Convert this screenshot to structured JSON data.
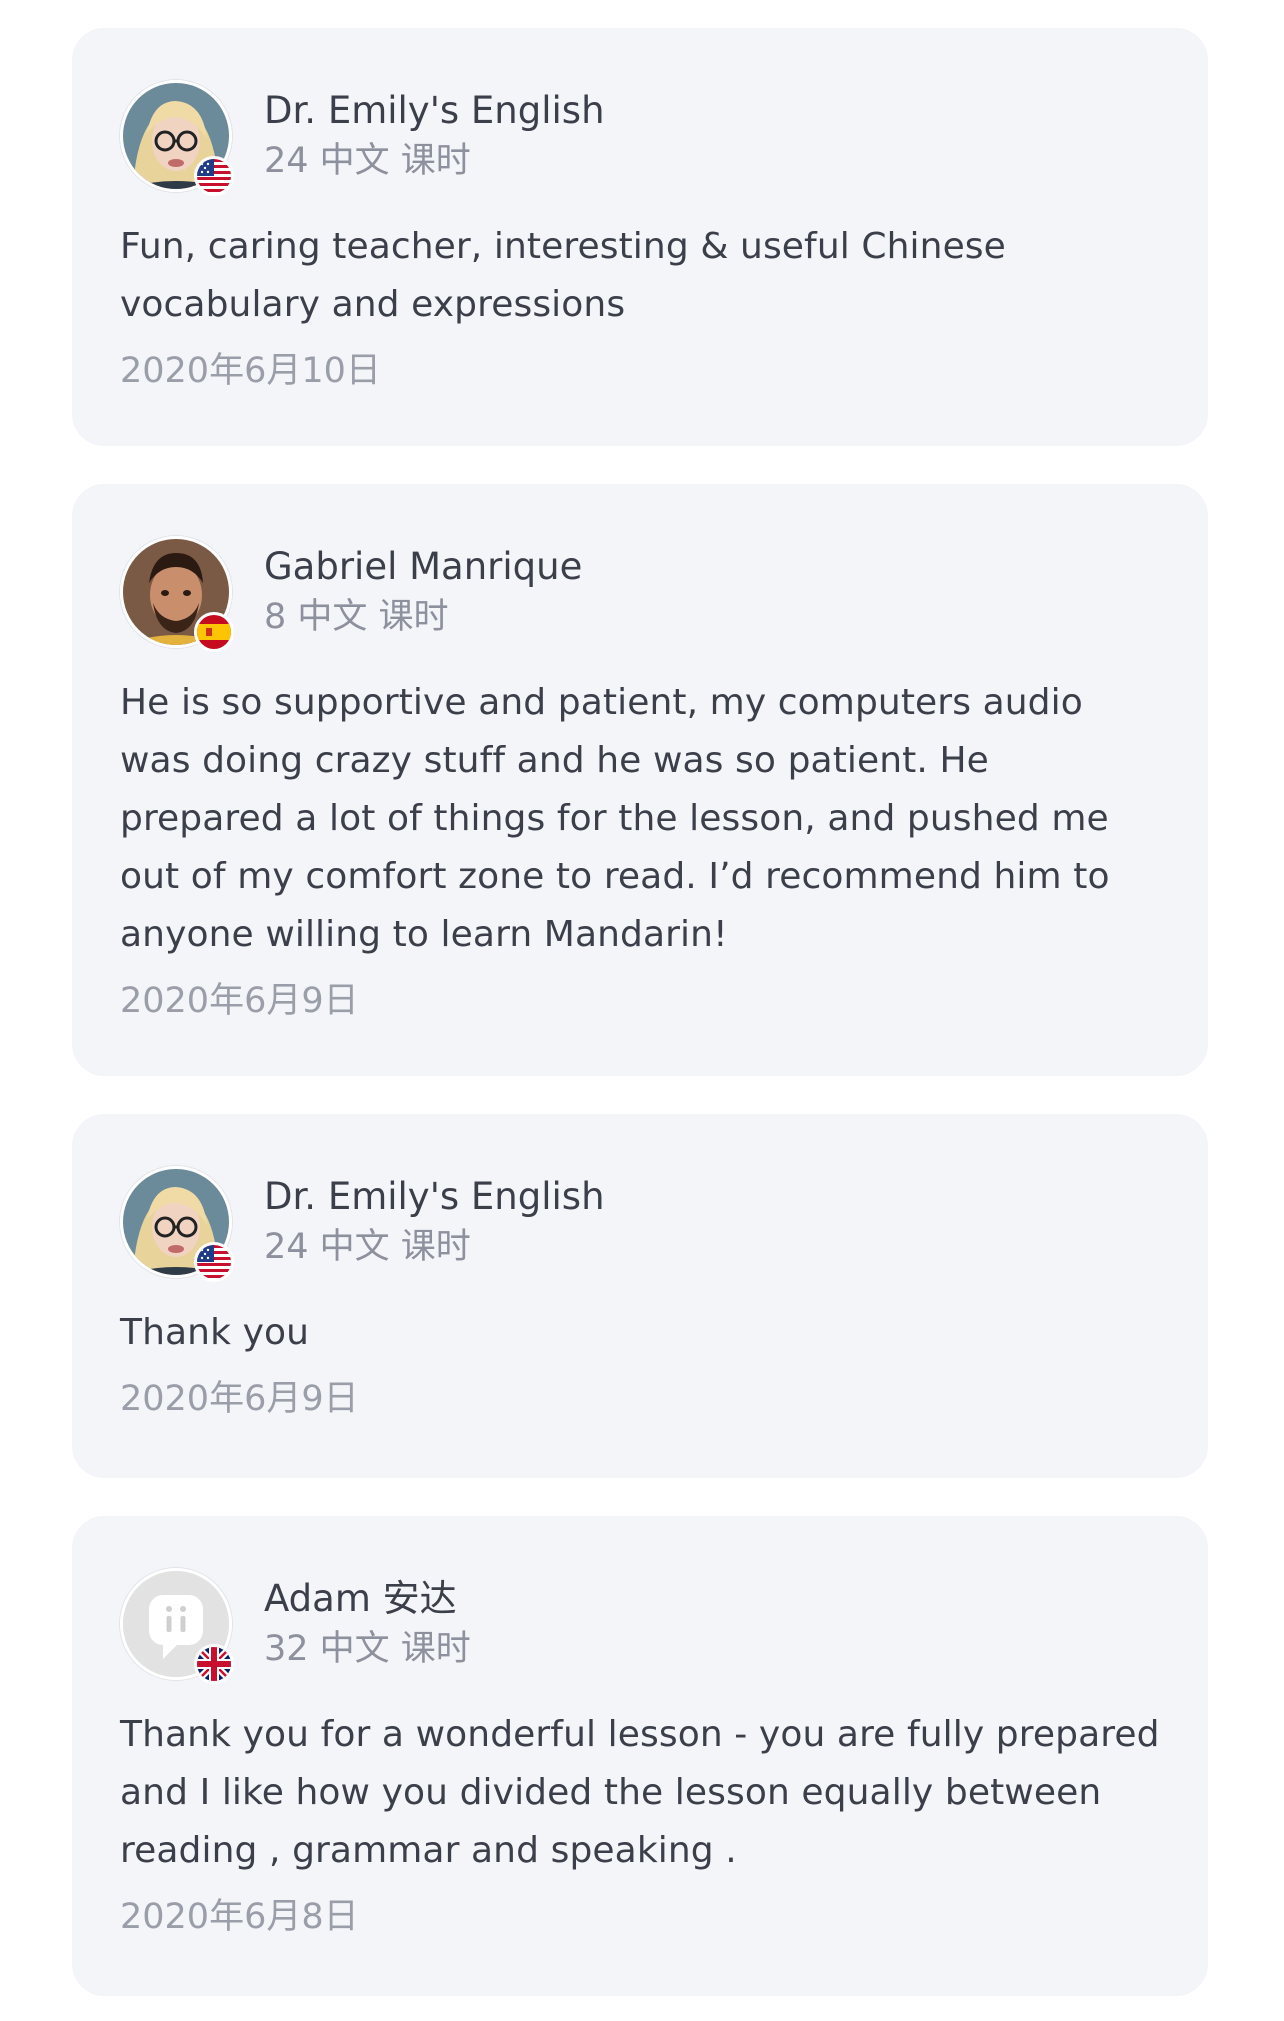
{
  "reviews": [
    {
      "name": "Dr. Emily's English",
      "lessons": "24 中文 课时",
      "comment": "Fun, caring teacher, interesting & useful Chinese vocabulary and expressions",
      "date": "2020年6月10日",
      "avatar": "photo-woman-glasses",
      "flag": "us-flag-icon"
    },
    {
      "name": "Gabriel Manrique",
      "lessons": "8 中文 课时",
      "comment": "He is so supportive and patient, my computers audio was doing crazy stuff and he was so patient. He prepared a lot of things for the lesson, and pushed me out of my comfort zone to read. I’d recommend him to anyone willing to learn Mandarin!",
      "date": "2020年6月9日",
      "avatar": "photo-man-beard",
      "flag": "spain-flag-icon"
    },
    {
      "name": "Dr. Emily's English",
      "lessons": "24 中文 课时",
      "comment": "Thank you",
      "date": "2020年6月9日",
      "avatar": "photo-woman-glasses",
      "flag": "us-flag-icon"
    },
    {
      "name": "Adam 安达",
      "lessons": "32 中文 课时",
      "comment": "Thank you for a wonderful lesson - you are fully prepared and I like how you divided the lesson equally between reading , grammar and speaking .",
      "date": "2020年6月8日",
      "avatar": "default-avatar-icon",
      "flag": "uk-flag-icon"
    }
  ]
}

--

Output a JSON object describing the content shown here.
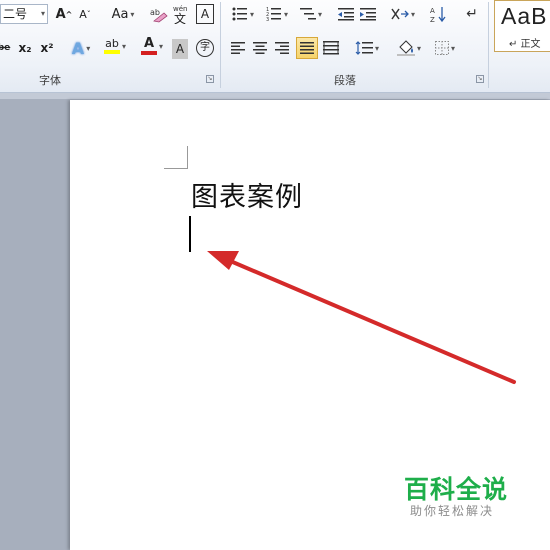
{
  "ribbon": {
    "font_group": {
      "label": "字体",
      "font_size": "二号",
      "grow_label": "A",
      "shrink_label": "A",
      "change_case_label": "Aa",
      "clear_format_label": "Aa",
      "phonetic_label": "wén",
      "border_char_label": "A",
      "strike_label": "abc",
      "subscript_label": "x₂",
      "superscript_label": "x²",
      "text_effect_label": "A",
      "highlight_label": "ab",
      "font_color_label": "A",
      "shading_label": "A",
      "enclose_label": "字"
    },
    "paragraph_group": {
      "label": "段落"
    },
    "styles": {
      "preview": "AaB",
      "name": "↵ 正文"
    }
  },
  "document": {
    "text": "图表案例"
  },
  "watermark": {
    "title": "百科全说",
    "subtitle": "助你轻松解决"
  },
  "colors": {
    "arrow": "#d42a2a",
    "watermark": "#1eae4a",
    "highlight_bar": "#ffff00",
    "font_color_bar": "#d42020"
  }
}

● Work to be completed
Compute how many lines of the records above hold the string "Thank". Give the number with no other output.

● Answer space
2